The most important muscle group for Irish dancing
If someone were to ask you what the most important muscle group is for an Irish dancer, what would you say? Legs? Probably not arms! It’s actually your core – if your core is strong and firing, you’re going to have great posture, strong balance, get better lift, and be able to get your legs up high on your kicks and clicks.
More crucial than big kicks, a strong core means you’re going to reduce your risk of injury. According to Suzanne Cox, TCRG and Accredited Exercise Physiologist (ESSA) with the Australian Institute of Fitness, “Irish dancers with poor core strength are more susceptible to back injuries but can even be at more risk for leg and foot injuries. Our bodies function as a whole and a weak link in the chain can impact another area, which can in turn cause an injury somewhere else. For example, a back injury can cause a dancer to favour one side, which means one leg takes more load while one leg becomes weaker and unable to handle the stress placed upon it.”
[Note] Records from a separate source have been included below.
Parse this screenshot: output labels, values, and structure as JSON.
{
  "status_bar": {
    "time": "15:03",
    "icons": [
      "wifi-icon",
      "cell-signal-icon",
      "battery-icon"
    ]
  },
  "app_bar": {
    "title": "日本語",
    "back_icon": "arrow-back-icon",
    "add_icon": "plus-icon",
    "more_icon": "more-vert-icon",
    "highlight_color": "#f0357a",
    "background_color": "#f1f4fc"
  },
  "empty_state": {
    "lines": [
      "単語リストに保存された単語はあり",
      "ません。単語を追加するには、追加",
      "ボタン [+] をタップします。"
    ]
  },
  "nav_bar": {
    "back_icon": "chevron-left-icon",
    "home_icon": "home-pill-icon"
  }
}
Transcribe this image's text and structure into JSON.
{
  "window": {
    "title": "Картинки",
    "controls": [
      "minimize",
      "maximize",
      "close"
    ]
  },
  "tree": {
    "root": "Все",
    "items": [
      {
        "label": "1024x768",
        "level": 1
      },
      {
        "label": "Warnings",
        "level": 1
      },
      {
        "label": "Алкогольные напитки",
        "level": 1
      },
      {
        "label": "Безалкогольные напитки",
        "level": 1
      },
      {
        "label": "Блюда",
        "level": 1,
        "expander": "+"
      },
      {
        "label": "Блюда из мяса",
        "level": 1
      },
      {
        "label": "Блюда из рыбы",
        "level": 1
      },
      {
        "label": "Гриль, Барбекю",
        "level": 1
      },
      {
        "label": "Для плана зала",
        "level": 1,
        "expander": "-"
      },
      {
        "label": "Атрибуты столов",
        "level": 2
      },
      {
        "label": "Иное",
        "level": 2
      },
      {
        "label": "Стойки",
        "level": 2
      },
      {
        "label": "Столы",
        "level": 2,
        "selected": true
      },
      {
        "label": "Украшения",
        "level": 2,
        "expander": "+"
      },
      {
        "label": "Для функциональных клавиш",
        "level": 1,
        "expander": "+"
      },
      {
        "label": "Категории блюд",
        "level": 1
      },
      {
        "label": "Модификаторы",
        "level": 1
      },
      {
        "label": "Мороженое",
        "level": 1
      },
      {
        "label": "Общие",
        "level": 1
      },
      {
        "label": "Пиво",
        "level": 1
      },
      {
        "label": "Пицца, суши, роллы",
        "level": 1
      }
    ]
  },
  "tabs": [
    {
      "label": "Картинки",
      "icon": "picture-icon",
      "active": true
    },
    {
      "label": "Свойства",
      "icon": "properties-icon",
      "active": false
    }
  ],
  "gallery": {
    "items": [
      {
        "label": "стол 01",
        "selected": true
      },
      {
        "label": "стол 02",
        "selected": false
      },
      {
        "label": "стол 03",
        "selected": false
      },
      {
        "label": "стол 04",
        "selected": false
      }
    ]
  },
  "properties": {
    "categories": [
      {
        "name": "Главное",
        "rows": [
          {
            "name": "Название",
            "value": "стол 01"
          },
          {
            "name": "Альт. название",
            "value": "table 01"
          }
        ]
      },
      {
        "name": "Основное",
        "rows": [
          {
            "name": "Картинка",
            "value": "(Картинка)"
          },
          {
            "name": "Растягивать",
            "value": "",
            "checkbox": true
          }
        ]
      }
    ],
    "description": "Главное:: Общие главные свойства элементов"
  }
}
Core strength is something that Chloey Turner, professional dancer and personal trainer, has learnt along the way. “During my competitive days I knew very little about the importance of core training. I thought that by putting in the hours at dance class and running occasionally that would be enough. It wasn’t until I went to college and studied to be a personal fitness trainer that I realised how important it was to make extra time to strengthen my entire body starting with the stabilising muscles.” These days Turner is putting that knowledge to good use by working with the cast of Riverdance to keep them in peak condition for their gruelling show schedule. Working with partner James Greenan, they have developed a fitness and nutrition program for Irish dancers called theCJway that will be launching soon.
Apart from injuries, Cox tells us that “A weak core can create a faulty movement pattern. If we don’t move in the correct way our bodies adapt and learn a skill in a different way. Usually this will be a less efficient way that takes more energy and doesn’t look the way we want it to. We can change the way we do a skill but it takes a lot longer! In fact, some research tells us that if we want to correct the way we perform a move we need to do it correctly hundreds of times. That means instead of performing a click with straight knees 20 – 40 times to get it right, we now need to perform it many more times to get it right!”
If you’re a dancer who struggles with posture, arm, and shoulder issues when you dance, then all signs point to a weak core. Cox describes it as, “A strong core allows a dancer to have a greater level of strength, power, precision and elegance when they dance. The core muscles that surround our spine are responsible for maintaining posture as well as keeping us strong, stable and upright. They also play a role in providing a solid support for our hips and legs to be able to do what they need to do.”
So how do you get a strong core? Stay tuned next week for a series of exercises that will help build this crucial muscle group.